### Task to complete:
Reproduce the entries exactly, but keep the pictures out of the copy.

Element data from apps and pages
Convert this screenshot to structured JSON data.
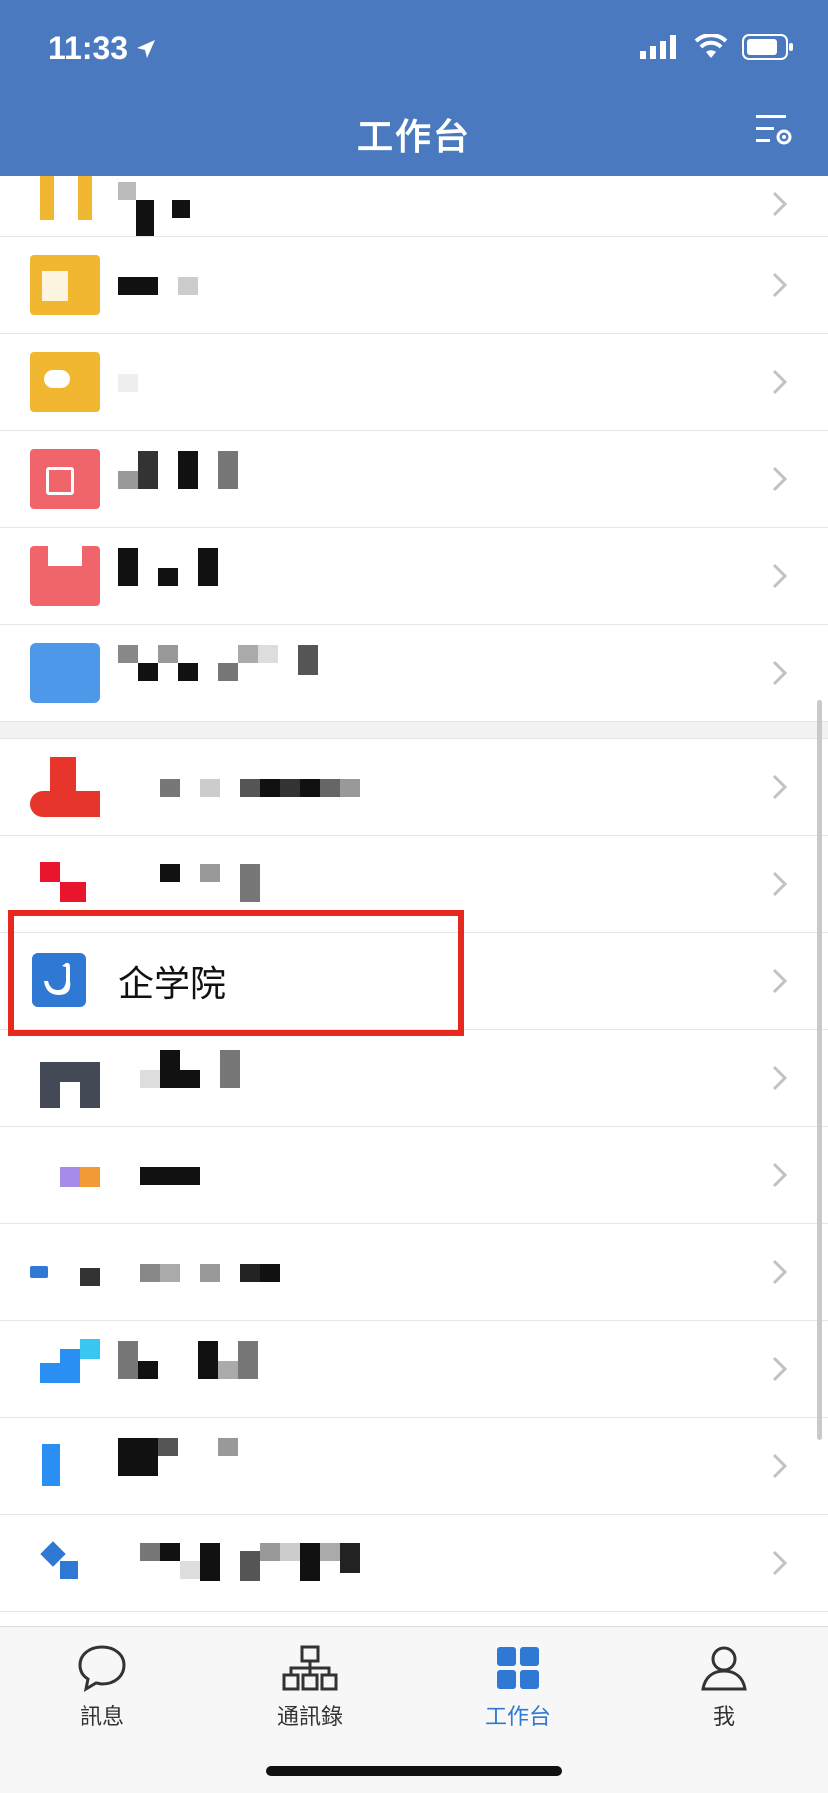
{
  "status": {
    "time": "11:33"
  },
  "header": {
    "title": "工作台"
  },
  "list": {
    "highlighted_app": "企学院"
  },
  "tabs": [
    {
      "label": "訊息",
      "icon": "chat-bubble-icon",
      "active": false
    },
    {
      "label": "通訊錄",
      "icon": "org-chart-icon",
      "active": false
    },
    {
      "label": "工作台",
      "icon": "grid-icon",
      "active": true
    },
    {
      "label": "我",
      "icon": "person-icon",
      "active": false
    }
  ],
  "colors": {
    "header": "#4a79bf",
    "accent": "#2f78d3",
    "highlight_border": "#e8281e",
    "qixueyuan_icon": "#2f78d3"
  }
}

### Result:
Convert this screenshot to structured JSON data.
{
  "status": {
    "time": "11:33"
  },
  "header": {
    "title": "工作台"
  },
  "list": {
    "highlighted_app": "企学院"
  },
  "tabs": [
    {
      "label": "訊息",
      "icon": "chat-bubble-icon",
      "active": false
    },
    {
      "label": "通訊錄",
      "icon": "org-chart-icon",
      "active": false
    },
    {
      "label": "工作台",
      "icon": "grid-icon",
      "active": true
    },
    {
      "label": "我",
      "icon": "person-icon",
      "active": false
    }
  ],
  "colors": {
    "header": "#4a79bf",
    "accent": "#2f78d3",
    "highlight_border": "#e8281e",
    "qixueyuan_icon": "#2f78d3"
  }
}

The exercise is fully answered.